certain and evident, but which are concerning Ideas, not so soon or
so easily got, we are at the same time no way capable of assenting.
For though a Child quickly assent to this Proposition, That an
Apple is not Fire; when, by familiar Acquaintance, he has got the
Ideas of those two different things distinctly imprinted on his Mind,
and has learnt that the Names Apple and Fire stand for them: yet, it
will be some years after, perhaps, before the same Child will assent
to this Proposition, That it is impossible for the same thing to be, and not
to be. Because, that though, perhaps, the Words are as easie to be
learnt: yet the signification of them, being more large, compre-
hensive, and abstract, than of the Names annexed to those sensible
things, the Child hath to do with, it is longer before he learns their
precise meaning, and it requires more time plainly to form in his
Mind those general Ideas, they stand for. Till that be done, you will
in vain endeavour to make any Child assent to a Proposition, made
up of such general Terms: but as soon as ever he has got those
Ideas, and learn’d their Names, he forwardly closes with the one, as
well as the other of the forementioned Propositions; and with both
for the same Reason; (viz.) because he finds the Ideas he has in his
Mind, to agree or disagree, according as the Words standing for
them, are affirmed, or denied one of another in the Proposition. But
if Propositions be brought to him in Words, which stand for Ideas
he has not yet in his Mind: to such Propositions, however evidently
true or false in themselves, he affords neither assent nor dissent, but
is ignorant. For Words being but empty sounds, any farther than
they are signs of our Ideas, we cannot but assent to them, as they
correspond to those Ideas we have, but no farther than that. But the
shewing by what Steps and Ways Knowledge comes into our
Minds, and the grounds of several degrees of assent, being the

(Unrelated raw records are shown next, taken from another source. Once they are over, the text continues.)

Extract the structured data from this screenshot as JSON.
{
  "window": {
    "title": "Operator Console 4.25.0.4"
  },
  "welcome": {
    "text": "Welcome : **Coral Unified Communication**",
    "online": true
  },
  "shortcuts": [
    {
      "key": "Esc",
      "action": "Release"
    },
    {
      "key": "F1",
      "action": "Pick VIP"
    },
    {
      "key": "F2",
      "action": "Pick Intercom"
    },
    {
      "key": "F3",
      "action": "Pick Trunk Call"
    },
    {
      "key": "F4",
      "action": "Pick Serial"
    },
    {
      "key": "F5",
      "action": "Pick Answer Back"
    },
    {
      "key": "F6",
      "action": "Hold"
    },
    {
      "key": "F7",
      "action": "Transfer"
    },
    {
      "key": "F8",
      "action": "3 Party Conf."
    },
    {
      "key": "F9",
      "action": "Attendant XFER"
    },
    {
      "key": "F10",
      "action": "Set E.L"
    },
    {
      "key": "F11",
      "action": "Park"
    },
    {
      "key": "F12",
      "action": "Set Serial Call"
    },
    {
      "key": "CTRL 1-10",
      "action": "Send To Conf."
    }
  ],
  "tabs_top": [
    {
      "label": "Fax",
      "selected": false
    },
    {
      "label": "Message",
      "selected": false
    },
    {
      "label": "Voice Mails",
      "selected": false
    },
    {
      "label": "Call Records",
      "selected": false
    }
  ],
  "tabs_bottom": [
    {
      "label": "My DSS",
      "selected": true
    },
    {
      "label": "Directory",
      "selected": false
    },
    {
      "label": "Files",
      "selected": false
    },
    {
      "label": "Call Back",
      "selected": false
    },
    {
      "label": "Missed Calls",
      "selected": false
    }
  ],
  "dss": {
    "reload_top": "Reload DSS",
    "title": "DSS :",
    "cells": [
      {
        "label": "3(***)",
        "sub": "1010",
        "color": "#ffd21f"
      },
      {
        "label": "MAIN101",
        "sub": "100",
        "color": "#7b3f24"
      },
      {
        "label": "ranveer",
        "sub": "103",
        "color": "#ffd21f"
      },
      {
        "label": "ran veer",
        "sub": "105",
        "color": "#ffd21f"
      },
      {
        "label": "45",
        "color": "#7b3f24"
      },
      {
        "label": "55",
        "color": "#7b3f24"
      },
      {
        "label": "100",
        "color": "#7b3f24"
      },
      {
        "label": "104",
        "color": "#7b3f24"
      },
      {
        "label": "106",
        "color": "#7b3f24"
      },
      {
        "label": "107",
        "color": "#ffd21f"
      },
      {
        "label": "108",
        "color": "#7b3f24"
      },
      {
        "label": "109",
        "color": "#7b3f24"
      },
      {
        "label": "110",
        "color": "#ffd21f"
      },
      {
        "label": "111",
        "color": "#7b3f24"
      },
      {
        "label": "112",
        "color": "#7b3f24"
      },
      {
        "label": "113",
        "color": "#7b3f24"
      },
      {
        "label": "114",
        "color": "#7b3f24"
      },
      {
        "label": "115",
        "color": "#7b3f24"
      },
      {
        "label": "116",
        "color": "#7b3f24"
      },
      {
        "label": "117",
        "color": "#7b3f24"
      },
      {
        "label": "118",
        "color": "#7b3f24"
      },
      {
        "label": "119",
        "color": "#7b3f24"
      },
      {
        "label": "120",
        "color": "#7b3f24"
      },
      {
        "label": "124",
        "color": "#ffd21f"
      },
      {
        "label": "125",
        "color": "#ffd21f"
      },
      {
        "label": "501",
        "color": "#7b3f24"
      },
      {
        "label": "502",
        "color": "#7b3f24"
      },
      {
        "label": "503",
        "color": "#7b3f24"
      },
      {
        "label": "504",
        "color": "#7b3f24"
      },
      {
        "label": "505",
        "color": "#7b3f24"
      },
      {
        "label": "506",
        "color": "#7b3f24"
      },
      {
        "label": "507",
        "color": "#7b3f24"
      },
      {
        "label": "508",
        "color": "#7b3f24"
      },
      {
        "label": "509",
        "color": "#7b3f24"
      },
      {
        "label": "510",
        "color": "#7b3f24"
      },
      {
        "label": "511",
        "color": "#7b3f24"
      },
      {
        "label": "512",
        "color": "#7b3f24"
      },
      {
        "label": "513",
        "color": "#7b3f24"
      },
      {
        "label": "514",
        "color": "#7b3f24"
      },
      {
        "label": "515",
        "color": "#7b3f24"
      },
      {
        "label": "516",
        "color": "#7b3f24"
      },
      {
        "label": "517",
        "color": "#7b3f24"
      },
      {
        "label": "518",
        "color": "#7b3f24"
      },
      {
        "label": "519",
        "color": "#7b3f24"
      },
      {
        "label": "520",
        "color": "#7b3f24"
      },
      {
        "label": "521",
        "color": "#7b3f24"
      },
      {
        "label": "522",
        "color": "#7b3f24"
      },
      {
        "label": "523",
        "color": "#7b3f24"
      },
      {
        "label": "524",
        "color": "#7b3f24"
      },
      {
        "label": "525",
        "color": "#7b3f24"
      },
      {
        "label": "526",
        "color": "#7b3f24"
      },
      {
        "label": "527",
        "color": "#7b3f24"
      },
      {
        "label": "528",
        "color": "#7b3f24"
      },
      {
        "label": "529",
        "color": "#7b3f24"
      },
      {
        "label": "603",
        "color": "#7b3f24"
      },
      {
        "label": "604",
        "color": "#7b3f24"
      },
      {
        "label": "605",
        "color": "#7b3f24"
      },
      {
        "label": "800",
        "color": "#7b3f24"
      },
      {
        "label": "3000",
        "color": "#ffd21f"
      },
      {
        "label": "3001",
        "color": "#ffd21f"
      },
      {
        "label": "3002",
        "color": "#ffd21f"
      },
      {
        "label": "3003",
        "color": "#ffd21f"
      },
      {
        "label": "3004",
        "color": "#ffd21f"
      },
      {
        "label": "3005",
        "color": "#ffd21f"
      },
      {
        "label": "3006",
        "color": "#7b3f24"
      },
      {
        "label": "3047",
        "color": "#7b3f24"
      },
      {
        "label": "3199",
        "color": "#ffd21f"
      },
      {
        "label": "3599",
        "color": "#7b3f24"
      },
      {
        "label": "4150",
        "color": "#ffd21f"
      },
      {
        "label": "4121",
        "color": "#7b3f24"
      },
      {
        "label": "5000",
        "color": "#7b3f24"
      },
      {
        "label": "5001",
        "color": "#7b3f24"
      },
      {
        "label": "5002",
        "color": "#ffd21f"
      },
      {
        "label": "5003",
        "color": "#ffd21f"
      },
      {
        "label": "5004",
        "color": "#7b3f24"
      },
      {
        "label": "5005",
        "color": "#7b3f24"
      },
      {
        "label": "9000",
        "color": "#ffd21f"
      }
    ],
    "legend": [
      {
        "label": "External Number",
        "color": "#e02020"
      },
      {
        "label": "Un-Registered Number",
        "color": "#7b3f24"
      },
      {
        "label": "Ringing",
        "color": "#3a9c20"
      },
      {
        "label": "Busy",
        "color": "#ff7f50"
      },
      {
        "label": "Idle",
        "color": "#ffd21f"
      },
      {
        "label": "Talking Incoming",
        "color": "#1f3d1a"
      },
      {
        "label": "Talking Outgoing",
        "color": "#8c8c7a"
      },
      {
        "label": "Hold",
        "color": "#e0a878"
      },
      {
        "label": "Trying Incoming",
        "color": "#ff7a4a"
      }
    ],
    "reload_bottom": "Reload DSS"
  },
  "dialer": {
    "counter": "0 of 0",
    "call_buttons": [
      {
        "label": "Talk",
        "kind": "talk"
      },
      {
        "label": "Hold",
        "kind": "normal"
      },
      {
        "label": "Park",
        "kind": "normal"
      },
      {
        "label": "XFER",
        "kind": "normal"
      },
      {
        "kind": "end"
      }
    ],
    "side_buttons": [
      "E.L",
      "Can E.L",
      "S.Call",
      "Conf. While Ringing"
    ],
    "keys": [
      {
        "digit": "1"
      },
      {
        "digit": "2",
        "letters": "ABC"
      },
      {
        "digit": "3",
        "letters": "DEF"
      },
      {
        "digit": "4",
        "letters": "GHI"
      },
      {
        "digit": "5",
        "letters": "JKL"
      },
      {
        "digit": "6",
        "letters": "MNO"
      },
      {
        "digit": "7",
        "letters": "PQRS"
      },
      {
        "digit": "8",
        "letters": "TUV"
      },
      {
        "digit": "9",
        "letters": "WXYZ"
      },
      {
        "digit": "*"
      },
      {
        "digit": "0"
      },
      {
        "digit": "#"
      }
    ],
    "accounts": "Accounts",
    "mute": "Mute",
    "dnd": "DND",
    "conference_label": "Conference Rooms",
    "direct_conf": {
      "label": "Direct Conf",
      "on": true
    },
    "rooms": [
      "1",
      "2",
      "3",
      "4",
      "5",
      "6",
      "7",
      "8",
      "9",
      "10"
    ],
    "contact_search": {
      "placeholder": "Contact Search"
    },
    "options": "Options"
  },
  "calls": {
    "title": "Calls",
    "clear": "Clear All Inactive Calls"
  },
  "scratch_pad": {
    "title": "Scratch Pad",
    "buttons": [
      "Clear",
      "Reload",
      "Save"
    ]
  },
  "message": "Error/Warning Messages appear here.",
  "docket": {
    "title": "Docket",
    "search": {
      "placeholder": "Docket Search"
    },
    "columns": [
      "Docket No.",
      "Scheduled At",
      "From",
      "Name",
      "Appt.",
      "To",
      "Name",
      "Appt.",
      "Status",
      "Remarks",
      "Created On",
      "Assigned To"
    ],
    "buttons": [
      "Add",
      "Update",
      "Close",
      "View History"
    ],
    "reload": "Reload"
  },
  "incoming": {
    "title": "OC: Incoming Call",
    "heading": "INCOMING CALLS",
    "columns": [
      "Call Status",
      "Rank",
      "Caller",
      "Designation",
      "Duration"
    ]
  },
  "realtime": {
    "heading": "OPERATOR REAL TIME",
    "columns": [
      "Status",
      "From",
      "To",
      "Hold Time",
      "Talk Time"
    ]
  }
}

Business of the following Discourse, it may suffice to have only
touched on it here, as one Reason, that made me doubt of those
innate Principles.
Locke Hum I, 2, §23, pp. 60-61